Under the program, people who have certain health insurance coverage plans with UnitedHealthcare can elect to wear a Fitbit activity tracker and share their data with the insurance company. The data would be analyzed by Qualcomm Life, a company that processes medical data from wireless sensors for doctors, hospitals and insurance companies. Depending on how active participants are, as measured by the Fitbit, they could earn as much as US$1,500 toward health care services each year.
Interest in wearable fitness trackers is booming. More than half of people who already own one believe their devices will help them increase their life expectancy by 10 years – even though it’s impossible to actually know that because the clinical trials necessary would take at least a decade. Adding free money to the mix only makes the devices seem more attractive.
Before we celebrate this new partnership, though, it’s important to consider potential costs to the patients. We are not far from days when wearable health devices will be able to diagnose illnesses. While this is not legal now, if Obamacare were repealed, as Republicans have vowed to do, corporate partnerships like this one with UnitedHealthcare and Fitbit could pave the way for insurance companies to use fitness tracker data to deny coverage or hike up rates for consumers.
Diagnosis by device
There are positive elements to pairing wearable fitness trackers with health data.
An existing flu treatment medication works best when administered within 24 hours of onset of symptoms. But it’s difficult to catch the flu so quickly. A Fitbit could make that much easier. If the device measures a sudden decrease in the number of steps the person takes per day, plus perhaps an elevated resting heart rate, that could signal the presence of a virus.
If an insurance company has access to those data, it could send a message to the patient. If the person really was feeling poorly (rather than just having decided to watch TV all day or gotten snowed in), she could be directed to go to her doctor or an urgent care clinic. The person could see a health professional quickly, get an effective treatment and be on the mend sooner – thanks to her Fitbit data.

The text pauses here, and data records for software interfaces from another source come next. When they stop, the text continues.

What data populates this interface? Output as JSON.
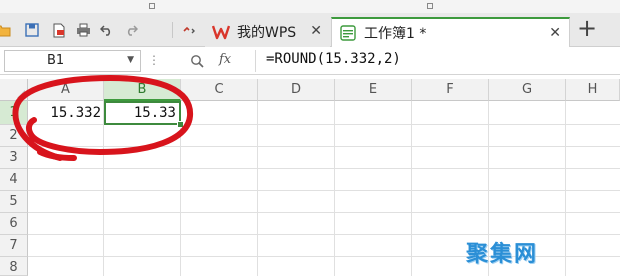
{
  "tabs": [
    {
      "label": "我的WPS",
      "active": false
    },
    {
      "label": "工作簿1 *",
      "active": true
    }
  ],
  "formula_bar": {
    "name_box": "B1",
    "fx_label": "fx",
    "formula": "=ROUND(15.332,2)"
  },
  "sheet": {
    "columns": [
      "A",
      "B",
      "C",
      "D",
      "E",
      "F",
      "G",
      "H"
    ],
    "rows": [
      "1",
      "2",
      "3",
      "4",
      "5",
      "6",
      "7",
      "8"
    ],
    "selected_cell": "B1",
    "cells": {
      "A1": "15.332",
      "B1": "15.33"
    }
  },
  "watermark": "聚集网",
  "colors": {
    "accent": "#3d9a3d",
    "annotation": "#d8141c",
    "wps_red": "#d9362b",
    "watermark": "#2b8fd6"
  },
  "icons": [
    "folder-icon",
    "save-icon",
    "export-pdf-icon",
    "print-icon",
    "undo-icon",
    "redo-icon",
    "customize-icon",
    "wps-logo-icon",
    "spreadsheet-icon",
    "zoom-icon"
  ]
}
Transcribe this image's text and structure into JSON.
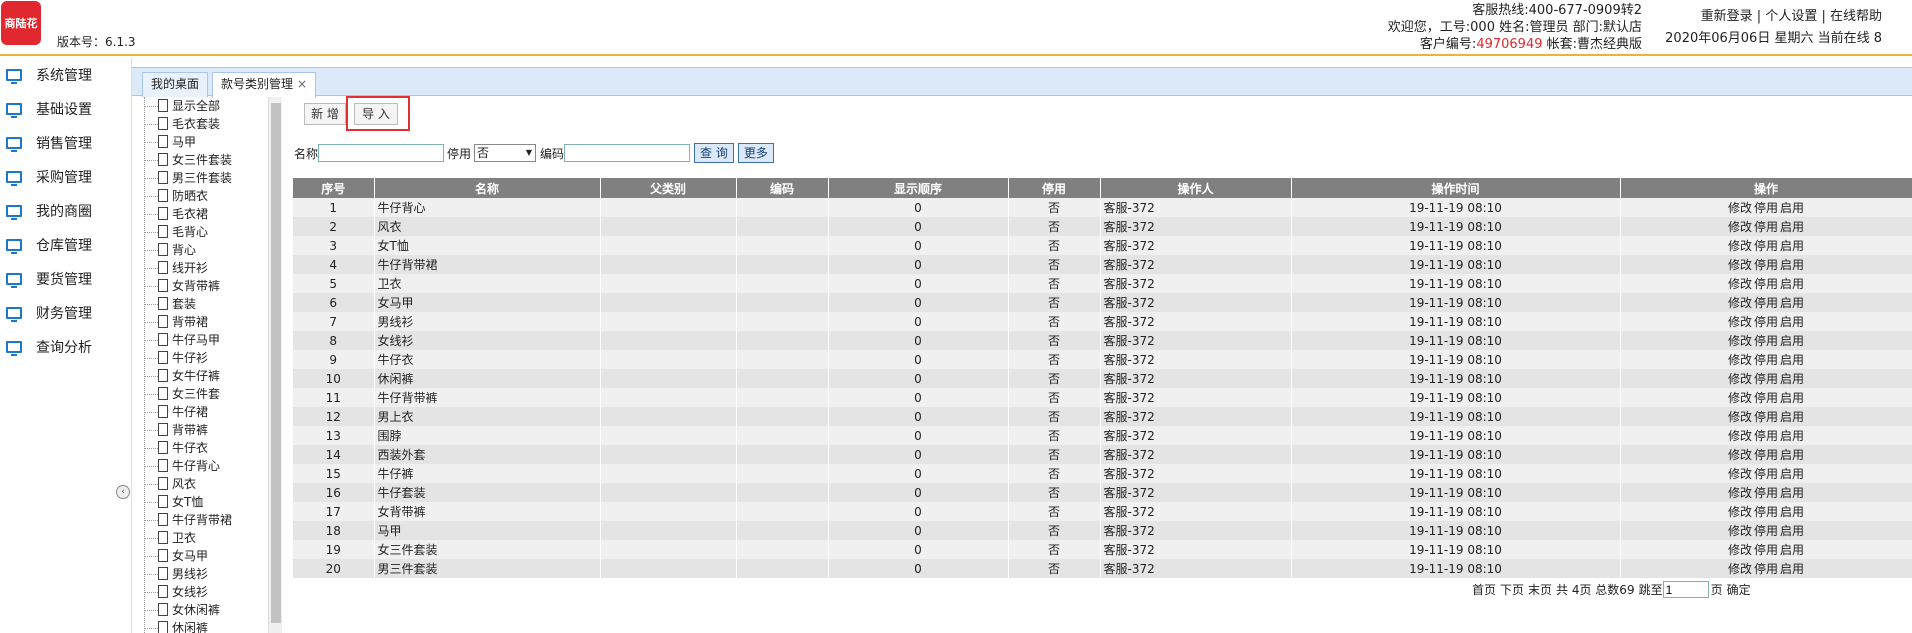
{
  "header": {
    "logo_text": "商陆花",
    "version_label": "版本号：6.1.3",
    "hotline": "客服热线:400-677-0909转2",
    "welcome": "欢迎您，工号:000 姓名:管理员 部门:默认店",
    "customer_no_label": "客户编号:",
    "customer_no": "49706949",
    "account_set": " 帐套:曹杰经典版",
    "relogin": "重新登录",
    "personal_settings": "个人设置",
    "online_help": "在线帮助",
    "separator": " | ",
    "date_line": "2020年06月06日 星期六 当前在线 8"
  },
  "nav": {
    "items": [
      {
        "label": "系统管理"
      },
      {
        "label": "基础设置"
      },
      {
        "label": "销售管理"
      },
      {
        "label": "采购管理"
      },
      {
        "label": "我的商圈"
      },
      {
        "label": "仓库管理"
      },
      {
        "label": "要货管理"
      },
      {
        "label": "财务管理"
      },
      {
        "label": "查询分析"
      }
    ]
  },
  "tabs": {
    "desk": "我的桌面",
    "active": "款号类别管理",
    "close": "×"
  },
  "tree": {
    "items": [
      "显示全部",
      "毛衣套装",
      "马甲",
      "女三件套装",
      "男三件套装",
      "防晒衣",
      "毛衣裙",
      "毛背心",
      "背心",
      "线开衫",
      "女背带裤",
      "套装",
      "背带裙",
      "牛仔马甲",
      "牛仔衫",
      "女牛仔裤",
      "女三件套",
      "牛仔裙",
      "背带裤",
      "牛仔衣",
      "牛仔背心",
      "风衣",
      "女T恤",
      "牛仔背带裙",
      "卫衣",
      "女马甲",
      "男线衫",
      "女线衫",
      "女休闲裤",
      "休闲裤"
    ]
  },
  "toolbar": {
    "new_label": "新 增",
    "import_label": "导 入"
  },
  "search": {
    "name_label": "名称",
    "name_value": "",
    "disabled_label": "停用",
    "disabled_value": "否",
    "code_label": "编码",
    "code_value": "",
    "query_label": "查 询",
    "more_label": "更多"
  },
  "table": {
    "headers": [
      "序号",
      "名称",
      "父类别",
      "编码",
      "显示顺序",
      "停用",
      "操作人",
      "操作时间",
      "操作"
    ],
    "ops": [
      "修改",
      "停用",
      "启用"
    ],
    "rows": [
      {
        "no": "1",
        "name": "牛仔背心",
        "parent": "",
        "code": "",
        "order": "0",
        "disabled": "否",
        "operator": "客服-372",
        "time": "19-11-19 08:10"
      },
      {
        "no": "2",
        "name": "风衣",
        "parent": "",
        "code": "",
        "order": "0",
        "disabled": "否",
        "operator": "客服-372",
        "time": "19-11-19 08:10"
      },
      {
        "no": "3",
        "name": "女T恤",
        "parent": "",
        "code": "",
        "order": "0",
        "disabled": "否",
        "operator": "客服-372",
        "time": "19-11-19 08:10"
      },
      {
        "no": "4",
        "name": "牛仔背带裙",
        "parent": "",
        "code": "",
        "order": "0",
        "disabled": "否",
        "operator": "客服-372",
        "time": "19-11-19 08:10"
      },
      {
        "no": "5",
        "name": "卫衣",
        "parent": "",
        "code": "",
        "order": "0",
        "disabled": "否",
        "operator": "客服-372",
        "time": "19-11-19 08:10"
      },
      {
        "no": "6",
        "name": "女马甲",
        "parent": "",
        "code": "",
        "order": "0",
        "disabled": "否",
        "operator": "客服-372",
        "time": "19-11-19 08:10"
      },
      {
        "no": "7",
        "name": "男线衫",
        "parent": "",
        "code": "",
        "order": "0",
        "disabled": "否",
        "operator": "客服-372",
        "time": "19-11-19 08:10"
      },
      {
        "no": "8",
        "name": "女线衫",
        "parent": "",
        "code": "",
        "order": "0",
        "disabled": "否",
        "operator": "客服-372",
        "time": "19-11-19 08:10"
      },
      {
        "no": "9",
        "name": "牛仔衣",
        "parent": "",
        "code": "",
        "order": "0",
        "disabled": "否",
        "operator": "客服-372",
        "time": "19-11-19 08:10"
      },
      {
        "no": "10",
        "name": "休闲裤",
        "parent": "",
        "code": "",
        "order": "0",
        "disabled": "否",
        "operator": "客服-372",
        "time": "19-11-19 08:10"
      },
      {
        "no": "11",
        "name": "牛仔背带裤",
        "parent": "",
        "code": "",
        "order": "0",
        "disabled": "否",
        "operator": "客服-372",
        "time": "19-11-19 08:10"
      },
      {
        "no": "12",
        "name": "男上衣",
        "parent": "",
        "code": "",
        "order": "0",
        "disabled": "否",
        "operator": "客服-372",
        "time": "19-11-19 08:10"
      },
      {
        "no": "13",
        "name": "围脖",
        "parent": "",
        "code": "",
        "order": "0",
        "disabled": "否",
        "operator": "客服-372",
        "time": "19-11-19 08:10"
      },
      {
        "no": "14",
        "name": "西装外套",
        "parent": "",
        "code": "",
        "order": "0",
        "disabled": "否",
        "operator": "客服-372",
        "time": "19-11-19 08:10"
      },
      {
        "no": "15",
        "name": "牛仔裤",
        "parent": "",
        "code": "",
        "order": "0",
        "disabled": "否",
        "operator": "客服-372",
        "time": "19-11-19 08:10"
      },
      {
        "no": "16",
        "name": "牛仔套装",
        "parent": "",
        "code": "",
        "order": "0",
        "disabled": "否",
        "operator": "客服-372",
        "time": "19-11-19 08:10"
      },
      {
        "no": "17",
        "name": "女背带裤",
        "parent": "",
        "code": "",
        "order": "0",
        "disabled": "否",
        "operator": "客服-372",
        "time": "19-11-19 08:10"
      },
      {
        "no": "18",
        "name": "马甲",
        "parent": "",
        "code": "",
        "order": "0",
        "disabled": "否",
        "operator": "客服-372",
        "time": "19-11-19 08:10"
      },
      {
        "no": "19",
        "name": "女三件套装",
        "parent": "",
        "code": "",
        "order": "0",
        "disabled": "否",
        "operator": "客服-372",
        "time": "19-11-19 08:10"
      },
      {
        "no": "20",
        "name": "男三件套装",
        "parent": "",
        "code": "",
        "order": "0",
        "disabled": "否",
        "operator": "客服-372",
        "time": "19-11-19 08:10"
      }
    ]
  },
  "pager": {
    "first": "首页",
    "next": "下页",
    "last": "末页",
    "summary": "共 4页 总数69",
    "jump_label": "跳至",
    "page_value": "1",
    "page_unit": "页",
    "confirm": "确定"
  },
  "colors": {
    "accent_red": "#e0282e",
    "header_line": "#f0b040",
    "table_header": "#808080",
    "nav_icon": "#1e78c8"
  }
}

This ability will only increase in the future. There are more than 20 clinical trials using Fitbits underway, studying the role of activity in treating pediatric obesity and cystic fibrosis, and even how it can boost chemotherapy’s effectiveness and speed in recovery from surgery. As those studies are published in the coming years, researchers and doctors will get even better at identifying signals of specific diseases in wearable devices’ data.